If you need to make a quick report, Excel has a built-in command that makes multiple copies of a pivot table – one for each item in a Report Filter. See how that feature works, its limitations, and a macro that will copy the entire sheet, not just the pivot table.
As you know, pivot tables are a quick and easy way to summarize a huge table of data in Excel. With just a few clicks, you can create totals for thousands of rows of data, without writing a single formula. Then, with filters and Slicers, zero in on specific parts of the data. But there's an underused feature that you might be missing – do you know how to compare pivot table values as percentages?

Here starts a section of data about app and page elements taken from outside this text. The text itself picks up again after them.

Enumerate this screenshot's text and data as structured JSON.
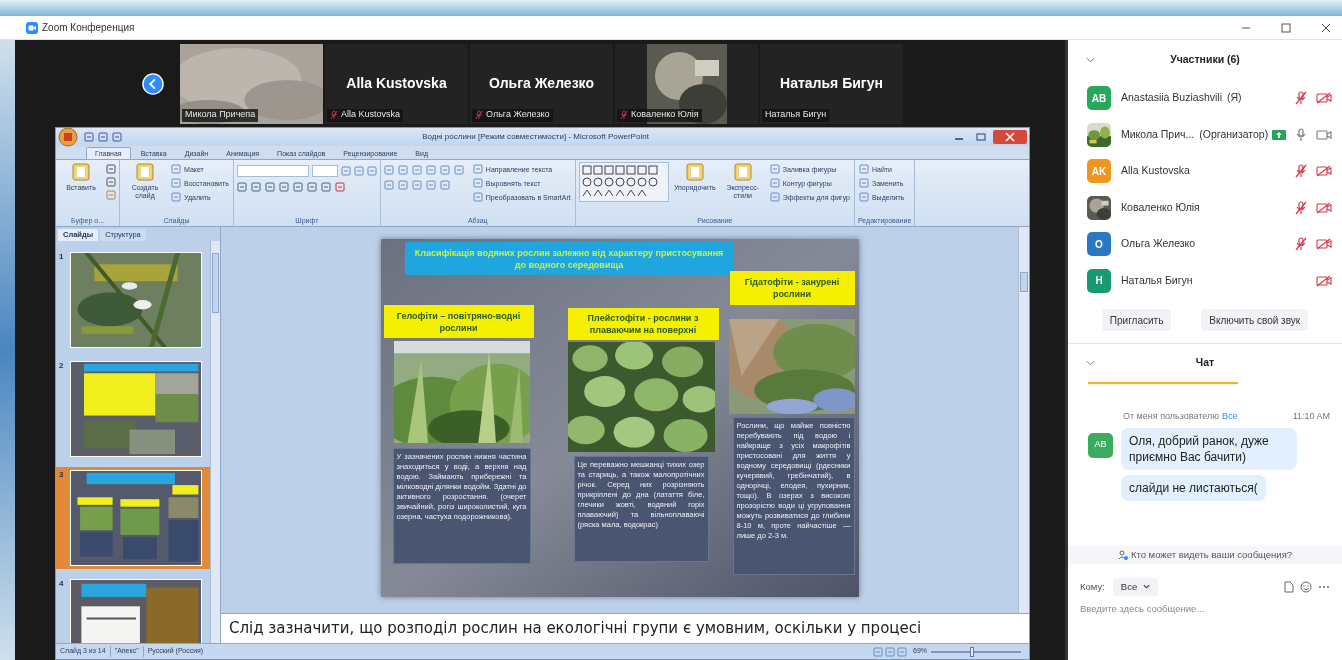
{
  "zoom_window": {
    "title": "Zoom Конференция"
  },
  "video_strip": {
    "tiles": [
      {
        "kind": "picture",
        "name": "Микола Причепа",
        "muted": false
      },
      {
        "kind": "name",
        "display_name": "Alla Kustovska",
        "name": "Alla Kustovska",
        "muted": true
      },
      {
        "kind": "name",
        "display_name": "Ольга Железко",
        "name": "Ольга Железко",
        "muted": true
      },
      {
        "kind": "picture",
        "name": "Коваленко Юлія",
        "muted": true
      },
      {
        "kind": "name",
        "display_name": "Наталья Бигун",
        "name": "Наталья Бигун",
        "muted": false
      }
    ]
  },
  "powerpoint": {
    "title": "Водні рослини [Режим совместимости] - Microsoft PowerPoint",
    "tabs": [
      {
        "label": "Главная",
        "selected": true
      },
      {
        "label": "Вставка",
        "selected": false
      },
      {
        "label": "Дизайн",
        "selected": false
      },
      {
        "label": "Анимация",
        "selected": false
      },
      {
        "label": "Показ слайдов",
        "selected": false
      },
      {
        "label": "Рецензирование",
        "selected": false
      },
      {
        "label": "Вид",
        "selected": false
      }
    ],
    "ribbon_groups": [
      {
        "kind": "clipboard",
        "label": "Буфер о...",
        "items": [
          "Вставить"
        ]
      },
      {
        "kind": "slides",
        "label": "Слайды",
        "items": [
          "Создать слайд",
          "Макет",
          "Восстановить",
          "Удалить"
        ]
      },
      {
        "kind": "font",
        "label": "Шрифт"
      },
      {
        "kind": "paragraph",
        "label": "Абзац",
        "items": [
          "Направление текста",
          "Выровнять текст",
          "Преобразовать в SmartArt"
        ]
      },
      {
        "kind": "drawing",
        "label": "Рисование",
        "items": [
          "Упорядочить",
          "Экспресс-стили",
          "Заливка фигуры",
          "Контур фигуры",
          "Эффекты для фигур"
        ]
      },
      {
        "kind": "editing",
        "label": "Редактирование",
        "items": [
          "Найти",
          "Заменить",
          "Выделить"
        ]
      }
    ],
    "pane_tabs": [
      {
        "label": "Слайды",
        "selected": true
      },
      {
        "label": "Структура",
        "selected": false
      }
    ],
    "thumbnails": [
      {
        "number": "1",
        "selected": false
      },
      {
        "number": "2",
        "selected": false
      },
      {
        "number": "3",
        "selected": true
      },
      {
        "number": "4",
        "selected": false
      }
    ],
    "slide": {
      "title": "Класифікація водяних рослин залежно від характеру пристосування до водного середовища",
      "columns": [
        {
          "heading": "Гелофіти – повітряно-водні рослини",
          "text": "У зазначених рослин нижня частина знаходиться у воді, а верхня над водою. Займають прибережні та мілководні ділянки водойм. Здатні до активного розростання. (очерет звичайний, рогіз широколистий, куга озерна, частуха подорожникова)."
        },
        {
          "heading": "Плейстофіти - рослини з плаваючим на поверхні",
          "text": "Це переважно мешканці тихих озер та стариць, а також малопротічних річок. Серед них розрізняють прикріплені до дна (латаття біле, глечики жовті, водяний горіх плаваючий) та вільноплаваючі (ряска мала, водокрас)"
        },
        {
          "heading": "Гідатофіти - занурені рослини",
          "text": "Рослини, що майже повністю перебувають під водою і найкраще з усіх макрофітів пристосовані для життя у водному середовищі (рдесники кучерявий, гребінчатий), в однорічці, елодея, пухирник, тощо). В озерах з високою прозорістю води ці угруповання можуть розвиватися до глибини 8-10 м, проте найчастіше — лише до 2-3 м."
        }
      ]
    },
    "notes": "Слід зазначити, що розподіл рослин на екологічні групи є умовним, оскільки у процесі",
    "status_bar": {
      "slide": "Слайд 3 из 14",
      "theme": "\"Апекс\"",
      "language": "Русский (Россия)",
      "zoom": "69%",
      "zoom_slider": {
        "level": 0.45
      }
    }
  },
  "participants_panel": {
    "title": "Участники (6)",
    "participants": [
      {
        "avatar": {
          "kind": "initials",
          "text": "AB",
          "color": "#27a85a"
        },
        "name": "Anastasiia Buziashvili",
        "suffix": "(Я)",
        "sharing": false,
        "mic_hidden": false,
        "mic_muted": true,
        "video_off": true
      },
      {
        "name": "Микола Прич...",
        "suffix": "(Организатор)",
        "sharing": true,
        "mic_hidden": false,
        "mic_muted": false,
        "video_off": false
      },
      {
        "avatar": {
          "kind": "initials",
          "text": "AK",
          "color": "#f0961c"
        },
        "name": "Alla Kustovska",
        "sharing": false,
        "mic_hidden": false,
        "mic_muted": true,
        "video_off": true
      },
      {
        "name": "Коваленко Юлія",
        "sharing": false,
        "mic_hidden": false,
        "mic_muted": true,
        "video_off": true
      },
      {
        "avatar": {
          "kind": "initials",
          "text": "O",
          "color": "#2a78c2"
        },
        "name": "Ольга Железко",
        "sharing": false,
        "mic_hidden": false,
        "mic_muted": true,
        "video_off": true
      },
      {
        "avatar": {
          "kind": "initials",
          "text": "H",
          "color": "#179a72"
        },
        "name": "Наталья Бигун",
        "sharing": false,
        "mic_hidden": true,
        "video_off": true
      }
    ],
    "buttons": [
      "Пригласить",
      "Включить свой звук"
    ]
  },
  "chat": {
    "title": "Чат",
    "message": {
      "prefix": "От меня пользователю",
      "recipient": "Все",
      "time": "11:10 AM",
      "avatar": "AB",
      "color": "#3aad5c",
      "bubbles": [
        "Оля, добрий ранок, дуже приємно Вас бачити)",
        "слайди не листаються("
      ]
    },
    "privacy_note": "Кто может видеть ваши сообщения?",
    "to_label": "Кому:",
    "to_value": "Все",
    "placeholder": "Введите здесь сообщение..."
  }
}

In the retail businesses, some days of the week are busier than others. So, if you're looking at year over year sales, it's not too helpful to compare sales for a specific calendar date, because they'll fall on different weekdays. With a few calculations, you can set up a summary that lines up the weekdays, so you can get a better comparison.
Microsoft just announced the winner of their Excel World Champ data visualization contest. Congratulations to Ghazanfar Abidi, from Canada! I found his website today, and learned something new from his latest blog post – depending on how you apply it, pivot table fill colour might disappear!

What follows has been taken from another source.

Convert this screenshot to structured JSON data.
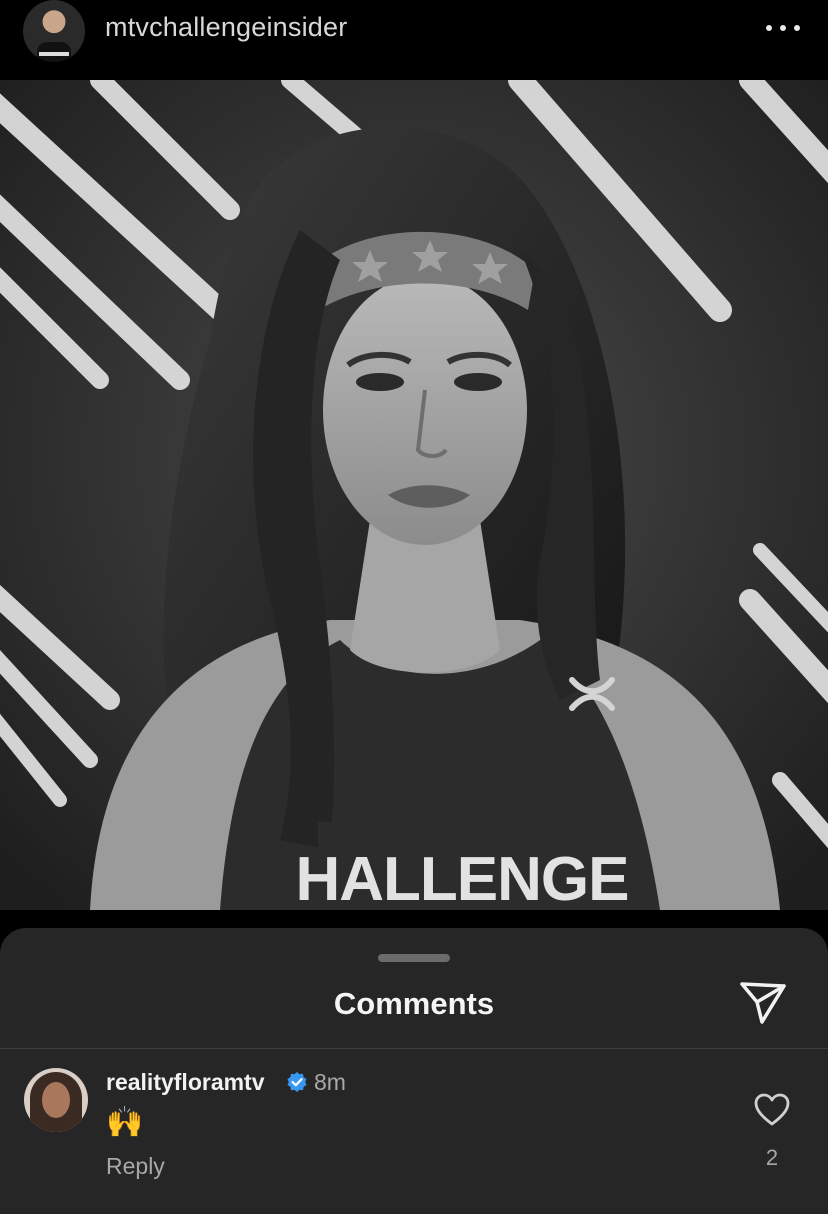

If you using grouping, you might run into a pivot table subtotal problem in Excel 2016. There was a change in a recent update, so you might see this problem if you have an Office 365 subscription. I just learned about this issue, and will show you how to fix the problem if it affects your workbooks.
If you’re rearranging a complex pivot table, it can take a while to manually remove each field. To make the job easier, you can remove Excel pivot fields with macros. There’s a sample macro below that remove all the column fields, and you’ll find more examples, and a free workbook, on my website.
Setting up a pivot table is a bit like news reporting – you can give a quick summary of the Who, What, When, Where and How (Much) of your data. After you’ve been using pivot tables for a while, it’s easy to create a new report, and drop the fields into the right locations. But, if you’re just starting out, it’s not clear what to put where. I’ve put together a short guide on how to plan a pivot table.
Thanks to Anne Walsh for suggesting today’s topic! Anne has led Excel classes for many years, and she knows that people struggle to get their pivot tables set up correctly. Anne recently published Your Excel Survival Kit, which is jam-packed with useful Excel tips, from her extensive experience.
When you double-click on a pivot table value cell, Excel creates a new sheet, with a list of all the records that make up that total value. The double-click runs Excel’s Show Details command – it’s a helpful troubleshooting feature, but can add clutter to a workbook, because of all the sheets that it creates.
To help you keep things tidy, I created a sample file with macros that label the Show Details sheets when you create them. Then, when the workbook closes, another macro will check for those sheets, and asks if you’d like to delete them. I updated the workbook this week, so take a look, if it’s something you need.
Before you can build a flexible pivot table, you might need to rearrange the data. For example, if the data has a separate column for each month’s sales, that won’t work well in a pivot table. You need to “unpivot” your data first. Here’s what that means, and 2 quick ways to unpivot Excel data.
If you're setting up a big pivot table, it's easy to lose track of what you've added, and what filters have been applied. To help you stay organized, I've created a macro to list all pivot fields and pivot items in the selected pivot table's row, column and filter areas. You can download the sample file, and test the macro in your own files.